[Start of Attachment]
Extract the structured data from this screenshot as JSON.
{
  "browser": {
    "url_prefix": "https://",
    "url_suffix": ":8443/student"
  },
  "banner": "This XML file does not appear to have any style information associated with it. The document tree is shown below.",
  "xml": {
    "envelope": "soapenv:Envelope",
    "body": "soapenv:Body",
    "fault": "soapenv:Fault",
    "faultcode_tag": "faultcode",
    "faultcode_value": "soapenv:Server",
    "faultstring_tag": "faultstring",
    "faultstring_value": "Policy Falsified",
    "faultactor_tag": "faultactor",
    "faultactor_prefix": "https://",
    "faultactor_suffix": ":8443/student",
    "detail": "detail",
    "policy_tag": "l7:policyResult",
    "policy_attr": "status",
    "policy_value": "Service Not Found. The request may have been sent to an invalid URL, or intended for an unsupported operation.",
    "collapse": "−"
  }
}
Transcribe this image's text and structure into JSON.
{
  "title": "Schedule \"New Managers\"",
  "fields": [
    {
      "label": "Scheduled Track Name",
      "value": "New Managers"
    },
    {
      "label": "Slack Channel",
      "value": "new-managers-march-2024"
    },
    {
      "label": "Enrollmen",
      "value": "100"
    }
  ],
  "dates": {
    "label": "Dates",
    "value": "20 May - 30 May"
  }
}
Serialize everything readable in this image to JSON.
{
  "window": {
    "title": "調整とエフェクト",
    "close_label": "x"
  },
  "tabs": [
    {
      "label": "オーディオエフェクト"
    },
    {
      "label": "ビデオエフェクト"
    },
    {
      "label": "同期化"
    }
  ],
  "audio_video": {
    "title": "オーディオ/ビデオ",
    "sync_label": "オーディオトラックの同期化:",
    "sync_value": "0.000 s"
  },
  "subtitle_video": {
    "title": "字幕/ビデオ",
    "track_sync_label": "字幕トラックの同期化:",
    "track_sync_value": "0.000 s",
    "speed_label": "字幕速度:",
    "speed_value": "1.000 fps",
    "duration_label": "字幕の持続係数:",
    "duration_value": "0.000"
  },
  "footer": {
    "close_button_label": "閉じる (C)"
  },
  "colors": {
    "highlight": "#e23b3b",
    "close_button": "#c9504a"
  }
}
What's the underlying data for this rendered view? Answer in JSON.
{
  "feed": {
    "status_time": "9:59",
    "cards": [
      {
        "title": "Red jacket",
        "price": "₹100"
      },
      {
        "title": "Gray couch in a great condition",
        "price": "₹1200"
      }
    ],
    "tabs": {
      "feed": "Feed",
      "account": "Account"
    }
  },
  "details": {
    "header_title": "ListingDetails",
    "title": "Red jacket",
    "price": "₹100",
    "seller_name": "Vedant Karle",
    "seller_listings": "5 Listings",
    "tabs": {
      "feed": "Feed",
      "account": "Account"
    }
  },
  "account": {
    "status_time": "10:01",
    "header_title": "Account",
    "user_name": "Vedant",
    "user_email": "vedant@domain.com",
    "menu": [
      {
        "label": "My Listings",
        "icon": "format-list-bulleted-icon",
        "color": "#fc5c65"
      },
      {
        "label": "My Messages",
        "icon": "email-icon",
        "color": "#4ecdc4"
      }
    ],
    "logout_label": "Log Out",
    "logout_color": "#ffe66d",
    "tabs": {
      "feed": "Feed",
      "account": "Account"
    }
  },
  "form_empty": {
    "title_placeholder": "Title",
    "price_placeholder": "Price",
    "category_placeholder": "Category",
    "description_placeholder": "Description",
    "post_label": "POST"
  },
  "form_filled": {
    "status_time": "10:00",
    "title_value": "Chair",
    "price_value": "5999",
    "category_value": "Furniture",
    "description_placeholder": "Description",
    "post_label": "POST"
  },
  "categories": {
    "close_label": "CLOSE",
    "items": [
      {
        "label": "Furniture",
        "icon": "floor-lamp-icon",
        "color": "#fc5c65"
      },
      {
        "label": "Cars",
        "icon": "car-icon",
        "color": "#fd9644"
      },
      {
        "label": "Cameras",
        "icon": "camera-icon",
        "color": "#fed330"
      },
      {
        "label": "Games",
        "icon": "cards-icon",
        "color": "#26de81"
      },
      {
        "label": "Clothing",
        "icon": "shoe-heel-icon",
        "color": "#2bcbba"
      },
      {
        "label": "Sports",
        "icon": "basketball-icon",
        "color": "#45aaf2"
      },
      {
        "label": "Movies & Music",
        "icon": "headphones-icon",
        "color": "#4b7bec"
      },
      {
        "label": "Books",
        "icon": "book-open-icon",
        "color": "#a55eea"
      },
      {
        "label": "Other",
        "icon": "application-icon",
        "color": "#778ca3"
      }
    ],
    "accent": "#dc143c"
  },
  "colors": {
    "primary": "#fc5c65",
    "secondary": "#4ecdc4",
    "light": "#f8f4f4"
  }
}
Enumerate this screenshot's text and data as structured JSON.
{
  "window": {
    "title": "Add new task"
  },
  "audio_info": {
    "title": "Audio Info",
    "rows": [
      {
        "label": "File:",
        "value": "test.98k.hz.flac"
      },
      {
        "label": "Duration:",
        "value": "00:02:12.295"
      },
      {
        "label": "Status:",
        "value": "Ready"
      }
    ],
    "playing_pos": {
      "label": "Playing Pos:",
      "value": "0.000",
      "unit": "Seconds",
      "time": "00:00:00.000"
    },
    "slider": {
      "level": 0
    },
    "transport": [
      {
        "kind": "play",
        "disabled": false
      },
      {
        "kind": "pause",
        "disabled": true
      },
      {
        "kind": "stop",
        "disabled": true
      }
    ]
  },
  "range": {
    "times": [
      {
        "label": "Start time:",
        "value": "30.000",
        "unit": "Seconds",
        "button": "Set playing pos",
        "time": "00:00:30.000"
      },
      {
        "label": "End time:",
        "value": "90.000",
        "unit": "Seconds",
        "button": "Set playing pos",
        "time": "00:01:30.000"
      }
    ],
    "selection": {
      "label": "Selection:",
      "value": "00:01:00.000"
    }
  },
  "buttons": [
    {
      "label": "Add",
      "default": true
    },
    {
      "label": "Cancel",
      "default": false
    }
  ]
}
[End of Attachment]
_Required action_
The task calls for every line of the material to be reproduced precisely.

_Answer section_
Extract the structured data from this screenshot as JSON.
{
  "browser": {
    "url_prefix": "https://",
    "url_suffix": ":8443/student"
  },
  "banner": "This XML file does not appear to have any style information associated with it. The document tree is shown below.",
  "xml": {
    "envelope": "soapenv:Envelope",
    "body": "soapenv:Body",
    "fault": "soapenv:Fault",
    "faultcode_tag": "faultcode",
    "faultcode_value": "soapenv:Server",
    "faultstring_tag": "faultstring",
    "faultstring_value": "Policy Falsified",
    "faultactor_tag": "faultactor",
    "faultactor_prefix": "https://",
    "faultactor_suffix": ":8443/student",
    "detail": "detail",
    "policy_tag": "l7:policyResult",
    "policy_attr": "status",
    "policy_value": "Service Not Found. The request may have been sent to an invalid URL, or intended for an unsupported operation.",
    "collapse": "−"
  }
}
Transcribe this image's text and structure into JSON.
{
  "title": "Schedule \"New Managers\"",
  "fields": [
    {
      "label": "Scheduled Track Name",
      "value": "New Managers"
    },
    {
      "label": "Slack Channel",
      "value": "new-managers-march-2024"
    },
    {
      "label": "Enrollmen",
      "value": "100"
    }
  ],
  "dates": {
    "label": "Dates",
    "value": "20 May - 30 May"
  }
}
Serialize everything readable in this image to JSON.
{
  "window": {
    "title": "調整とエフェクト",
    "close_label": "x"
  },
  "tabs": [
    {
      "label": "オーディオエフェクト"
    },
    {
      "label": "ビデオエフェクト"
    },
    {
      "label": "同期化"
    }
  ],
  "audio_video": {
    "title": "オーディオ/ビデオ",
    "sync_label": "オーディオトラックの同期化:",
    "sync_value": "0.000 s"
  },
  "subtitle_video": {
    "title": "字幕/ビデオ",
    "track_sync_label": "字幕トラックの同期化:",
    "track_sync_value": "0.000 s",
    "speed_label": "字幕速度:",
    "speed_value": "1.000 fps",
    "duration_label": "字幕の持続係数:",
    "duration_value": "0.000"
  },
  "footer": {
    "close_button_label": "閉じる (C)"
  },
  "colors": {
    "highlight": "#e23b3b",
    "close_button": "#c9504a"
  }
}
What's the underlying data for this rendered view? Answer in JSON.
{
  "feed": {
    "status_time": "9:59",
    "cards": [
      {
        "title": "Red jacket",
        "price": "₹100"
      },
      {
        "title": "Gray couch in a great condition",
        "price": "₹1200"
      }
    ],
    "tabs": {
      "feed": "Feed",
      "account": "Account"
    }
  },
  "details": {
    "header_title": "ListingDetails",
    "title": "Red jacket",
    "price": "₹100",
    "seller_name": "Vedant Karle",
    "seller_listings": "5 Listings",
    "tabs": {
      "feed": "Feed",
      "account": "Account"
    }
  },
  "account": {
    "status_time": "10:01",
    "header_title": "Account",
    "user_name": "Vedant",
    "user_email": "vedant@domain.com",
    "menu": [
      {
        "label": "My Listings",
        "icon": "format-list-bulleted-icon",
        "color": "#fc5c65"
      },
      {
        "label": "My Messages",
        "icon": "email-icon",
        "color": "#4ecdc4"
      }
    ],
    "logout_label": "Log Out",
    "logout_color": "#ffe66d",
    "tabs": {
      "feed": "Feed",
      "account": "Account"
    }
  },
  "form_empty": {
    "title_placeholder": "Title",
    "price_placeholder": "Price",
    "category_placeholder": "Category",
    "description_placeholder": "Description",
    "post_label": "POST"
  },
  "form_filled": {
    "status_time": "10:00",
    "title_value": "Chair",
    "price_value": "5999",
    "category_value": "Furniture",
    "description_placeholder": "Description",
    "post_label": "POST"
  },
  "categories": {
    "close_label": "CLOSE",
    "items": [
      {
        "label": "Furniture",
        "icon": "floor-lamp-icon",
        "color": "#fc5c65"
      },
      {
        "label": "Cars",
        "icon": "car-icon",
        "color": "#fd9644"
      },
      {
        "label": "Cameras",
        "icon": "camera-icon",
        "color": "#fed330"
      },
      {
        "label": "Games",
        "icon": "cards-icon",
        "color": "#26de81"
      },
      {
        "label": "Clothing",
        "icon": "shoe-heel-icon",
        "color": "#2bcbba"
      },
      {
        "label": "Sports",
        "icon": "basketball-icon",
        "color": "#45aaf2"
      },
      {
        "label": "Movies & Music",
        "icon": "headphones-icon",
        "color": "#4b7bec"
      },
      {
        "label": "Books",
        "icon": "book-open-icon",
        "color": "#a55eea"
      },
      {
        "label": "Other",
        "icon": "application-icon",
        "color": "#778ca3"
      }
    ],
    "accent": "#dc143c"
  },
  "colors": {
    "primary": "#fc5c65",
    "secondary": "#4ecdc4",
    "light": "#f8f4f4"
  }
}
Enumerate this screenshot's text and data as structured JSON.
{
  "window": {
    "title": "Add new task"
  },
  "audio_info": {
    "title": "Audio Info",
    "rows": [
      {
        "label": "File:",
        "value": "test.98k.hz.flac"
      },
      {
        "label": "Duration:",
        "value": "00:02:12.295"
      },
      {
        "label": "Status:",
        "value": "Ready"
      }
    ],
    "playing_pos": {
      "label": "Playing Pos:",
      "value": "0.000",
      "unit": "Seconds",
      "time": "00:00:00.000"
    },
    "slider": {
      "level": 0
    },
    "transport": [
      {
        "kind": "play",
        "disabled": false
      },
      {
        "kind": "pause",
        "disabled": true
      },
      {
        "kind": "stop",
        "disabled": true
      }
    ]
  },
  "range": {
    "times": [
      {
        "label": "Start time:",
        "value": "30.000",
        "unit": "Seconds",
        "button": "Set playing pos",
        "time": "00:00:30.000"
      },
      {
        "label": "End time:",
        "value": "90.000",
        "unit": "Seconds",
        "button": "Set playing pos",
        "time": "00:01:30.000"
      }
    ],
    "selection": {
      "label": "Selection:",
      "value": "00:01:00.000"
    }
  },
  "buttons": [
    {
      "label": "Add",
      "default": true
    },
    {
      "label": "Cancel",
      "default": false
    }
  ]
}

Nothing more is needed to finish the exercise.